Connie Mack, born during the Civil War, managing at the end of World War II. Possible game had passed him by.

Doug
Doug
3 months ago
Reply to  Mike L

So, Mack was only a bad manager on the road?

If it was only one season, you might call it a fluke. But, twice in five years does make you wonder.

Mike L
Mike L
3 months ago
Reply to  Doug

Good question about Mack but, if the game was passing him by, he’d likely have more trouble on the road than on his home field, wouldn’t he? Lack of adaptability?

Bob Eno (epm)
Bob Eno (epm)
3 months ago
Reply to  Mike L

As I understand it, Mack’s in-game control had slipped away by the late ’40s and Al Simmons, who returned to the A’s as a coach in ’44, took care of keeping up with play on the field. Midway between ’45 and ’49, the ’47 A’s had a marginally winning season and identical home/away records. And in ’48 they were contenders at 84-68, with a road record twelve games better than at home (48-29 vs. 36-41)–they turned in that fine record despite a Pythagorean projection of 76-78 (sharp managing in Mack’s age-85 season, no?). I think it would take some detail… Read more »

Mike L
Mike L
3 months ago
Reply to  Bob Eno (epm)

Great stuff, Bob. I’d be interested in seeing a study of players who only played during wartime.
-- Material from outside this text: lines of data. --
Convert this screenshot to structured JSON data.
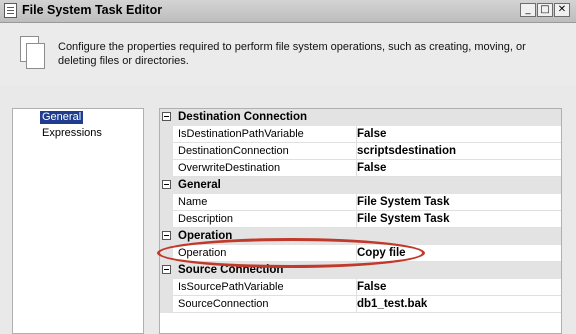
{
  "window": {
    "title": "File System Task Editor",
    "controls": {
      "minimize": "_",
      "maximize": "□",
      "close": "✕"
    }
  },
  "header": {
    "description": "Configure the properties required to perform file system operations, such as creating, moving, or deleting files or directories."
  },
  "nav": {
    "items": [
      {
        "label": "General",
        "selected": true
      },
      {
        "label": "Expressions",
        "selected": false
      }
    ]
  },
  "properties": {
    "categories": [
      {
        "label": "Destination Connection",
        "rows": [
          {
            "name": "IsDestinationPathVariable",
            "value": "False"
          },
          {
            "name": "DestinationConnection",
            "value": "scriptsdestination"
          },
          {
            "name": "OverwriteDestination",
            "value": "False"
          }
        ]
      },
      {
        "label": "General",
        "rows": [
          {
            "name": "Name",
            "value": "File System Task"
          },
          {
            "name": "Description",
            "value": "File System Task"
          }
        ]
      },
      {
        "label": "Operation",
        "rows": [
          {
            "name": "Operation",
            "value": "Copy file"
          }
        ]
      },
      {
        "label": "Source Connection",
        "rows": [
          {
            "name": "IsSourcePathVariable",
            "value": "False"
          },
          {
            "name": "SourceConnection",
            "value": "db1_test.bak"
          }
        ]
      }
    ]
  },
  "colors": {
    "highlight_ring": "#c0392b",
    "selection": "#1f3c8f"
  }
}
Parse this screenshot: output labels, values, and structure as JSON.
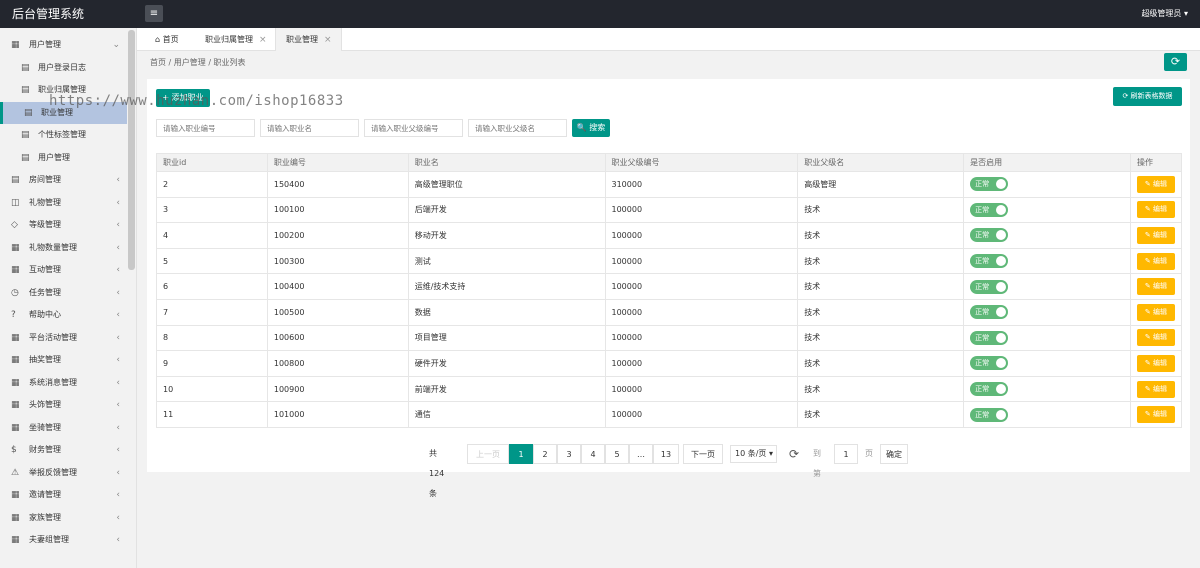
{
  "app": {
    "title": "后台管理系统",
    "user": "超级管理员 ▾",
    "menu_icon": "≡"
  },
  "sidebar": {
    "items": [
      {
        "icon": "▦",
        "label": "用户管理",
        "arrow": "⌄"
      },
      {
        "icon": "▤",
        "label": "用户登录日志",
        "arrow": ""
      },
      {
        "icon": "▤",
        "label": "职业归属管理",
        "arrow": ""
      },
      {
        "icon": "▤",
        "label": "职业管理",
        "arrow": ""
      },
      {
        "icon": "▤",
        "label": "个性标签管理",
        "arrow": ""
      },
      {
        "icon": "▤",
        "label": "用户管理",
        "arrow": ""
      },
      {
        "icon": "▤",
        "label": "房间管理",
        "arrow": "‹"
      },
      {
        "icon": "◫",
        "label": "礼物管理",
        "arrow": "‹"
      },
      {
        "icon": "◇",
        "label": "等级管理",
        "arrow": "‹"
      },
      {
        "icon": "▦",
        "label": "礼物数量管理",
        "arrow": "‹"
      },
      {
        "icon": "▦",
        "label": "互动管理",
        "arrow": "‹"
      },
      {
        "icon": "◷",
        "label": "任务管理",
        "arrow": "‹"
      },
      {
        "icon": "?",
        "label": "帮助中心",
        "arrow": "‹"
      },
      {
        "icon": "▦",
        "label": "平台活动管理",
        "arrow": "‹"
      },
      {
        "icon": "▦",
        "label": "抽奖管理",
        "arrow": "‹"
      },
      {
        "icon": "▦",
        "label": "系统消息管理",
        "arrow": "‹"
      },
      {
        "icon": "▦",
        "label": "头饰管理",
        "arrow": "‹"
      },
      {
        "icon": "▦",
        "label": "坐骑管理",
        "arrow": "‹"
      },
      {
        "icon": "$",
        "label": "财务管理",
        "arrow": "‹"
      },
      {
        "icon": "⚠",
        "label": "举报反馈管理",
        "arrow": "‹"
      },
      {
        "icon": "▦",
        "label": "邀请管理",
        "arrow": "‹"
      },
      {
        "icon": "▦",
        "label": "家族管理",
        "arrow": "‹"
      },
      {
        "icon": "▦",
        "label": "夫妻组管理",
        "arrow": "‹"
      }
    ]
  },
  "tabs": [
    {
      "label": "⌂ 首页",
      "close": ""
    },
    {
      "label": "职业归属管理",
      "close": "×"
    },
    {
      "label": "职业管理",
      "close": "×"
    }
  ],
  "breadcrumb": "首页  /  用户管理  /  职业列表",
  "refresh_icon": "⟳",
  "watermark": "https://www.huzhan.com/ishop16833",
  "toolbar": {
    "add_label": "+ 添加职业",
    "refresh_data_label": "⟳ 刷新表格数据"
  },
  "search": {
    "placeholders": [
      "请输入职业编号",
      "请输入职业名",
      "请输入职业父级编号",
      "请输入职业父级名"
    ],
    "button_label": "🔍 搜索"
  },
  "table": {
    "columns": [
      "职业id",
      "职业编号",
      "职业名",
      "职业父级编号",
      "职业父级名",
      "是否启用",
      "操作"
    ],
    "status_label": "正常",
    "edit_label": "✎ 编辑",
    "rows": [
      [
        "2",
        "150400",
        "高级管理职位",
        "310000",
        "高级管理"
      ],
      [
        "3",
        "100100",
        "后端开发",
        "100000",
        "技术"
      ],
      [
        "4",
        "100200",
        "移动开发",
        "100000",
        "技术"
      ],
      [
        "5",
        "100300",
        "测试",
        "100000",
        "技术"
      ],
      [
        "6",
        "100400",
        "运维/技术支持",
        "100000",
        "技术"
      ],
      [
        "7",
        "100500",
        "数据",
        "100000",
        "技术"
      ],
      [
        "8",
        "100600",
        "项目管理",
        "100000",
        "技术"
      ],
      [
        "9",
        "100800",
        "硬件开发",
        "100000",
        "技术"
      ],
      [
        "10",
        "100900",
        "前端开发",
        "100000",
        "技术"
      ],
      [
        "11",
        "101000",
        "通信",
        "100000",
        "技术"
      ]
    ]
  },
  "pagination": {
    "total": "共 124 条",
    "prev": "上一页",
    "pages": [
      "1",
      "2",
      "3",
      "4",
      "5",
      "…",
      "13"
    ],
    "current": "1",
    "next": "下一页",
    "page_size": "10 条/页 ▾",
    "refresh": "⟳",
    "goto_label": "到第",
    "goto_value": "1",
    "page_unit": "页",
    "confirm": "确定"
  }
}
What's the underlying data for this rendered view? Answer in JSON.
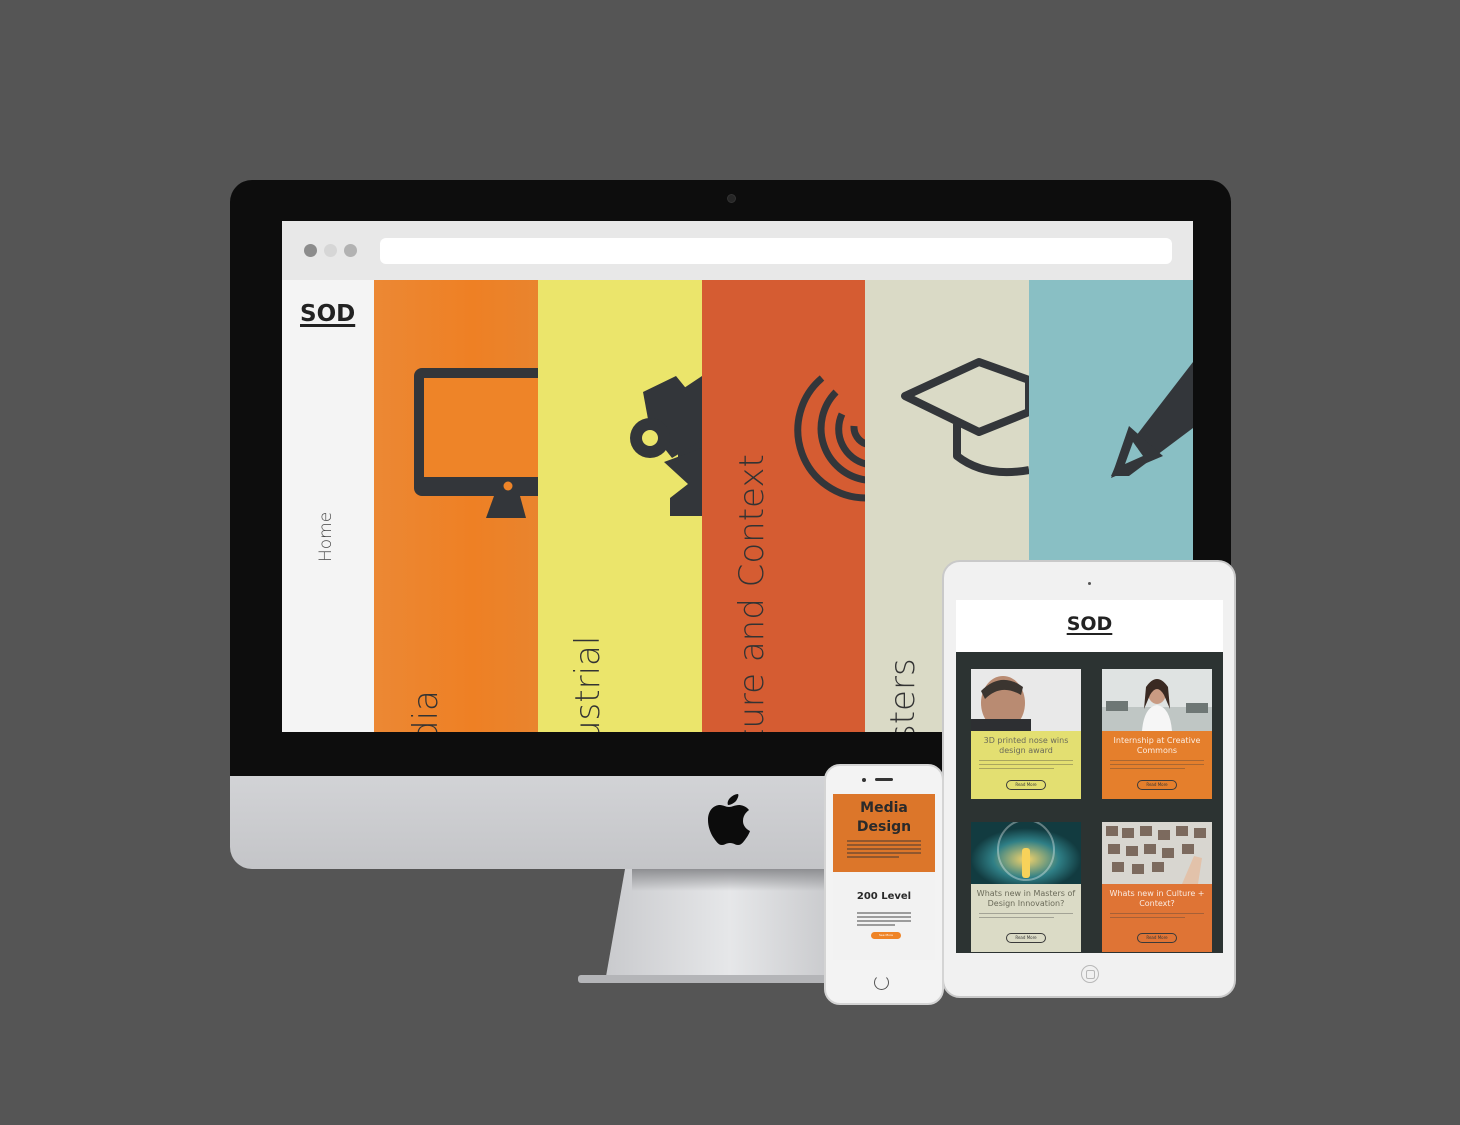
{
  "desktop": {
    "logo": "SOD",
    "nav_home": "Home",
    "panels": [
      {
        "label": "dia",
        "icon": "monitor-icon",
        "color": "#ee8428"
      },
      {
        "label": "ustrial",
        "icon": "robot-arm-icon",
        "color": "#ebe56b"
      },
      {
        "label": "ture and Context",
        "icon": "spiral-icon",
        "color": "#d55c32"
      },
      {
        "label": "sters",
        "icon": "graduation-cap-icon",
        "color": "#dadac6"
      },
      {
        "label": "",
        "icon": "pencil-icon",
        "color": "#89bfc4"
      }
    ]
  },
  "phone": {
    "hero_title_line1": "Media",
    "hero_title_line2": "Design",
    "level": "200 Level",
    "button": "See More"
  },
  "tablet": {
    "logo": "SOD",
    "cards": [
      {
        "title": "3D printed nose wins design award",
        "button": "Read More",
        "color": "#e3df71"
      },
      {
        "title": "Internship at Creative Commons",
        "button": "Read More",
        "color": "#e57f2c"
      },
      {
        "title": "Whats new in Masters of Design Innovation?",
        "button": "Read More",
        "color": "#dbdbc6"
      },
      {
        "title": "Whats new in Culture + Context?",
        "button": "Read More",
        "color": "#df7435"
      }
    ]
  }
}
Gerkin had 25 Ks in 102 IP (amazing, if you think about it).

Bob Eno (epm)
Bob Eno (epm)
3 months ago
Reply to  Mike L

Mike, I agree that the players who filled in to keep the game going and then were relegated to the Minors deserve more attention. Gerkin’s K/9 rate of 2.2 was low, but the league’s was 3.4, so his was not as surprising as it looks today. For comparison, the Yankee’s most valuable pitcher in ’45 was the ill-fated Tiny Bonham, whose rate was 2.1, and on the WS-winning Tigers, Stubby Overmire had a qualifying season at 2.0. Both Bonham and Overmire had positive career WAA beyond the War, so their viability in ’45 was not a fluke. It’s not till… Read more »

Mike L
Mike L
3 months ago
Reply to  Bob Eno (epm)

It’s funny, but when you read on MLBTR about a pitcher’s K rate, if it’s 1/3 below the league rate, it’s a big deal. But we are dealing with much bigger numbers, and, of course, the game has changed physically and strategically. Still amazes me that Babe Ruth held the record for most career Ks for decades, and is now 138th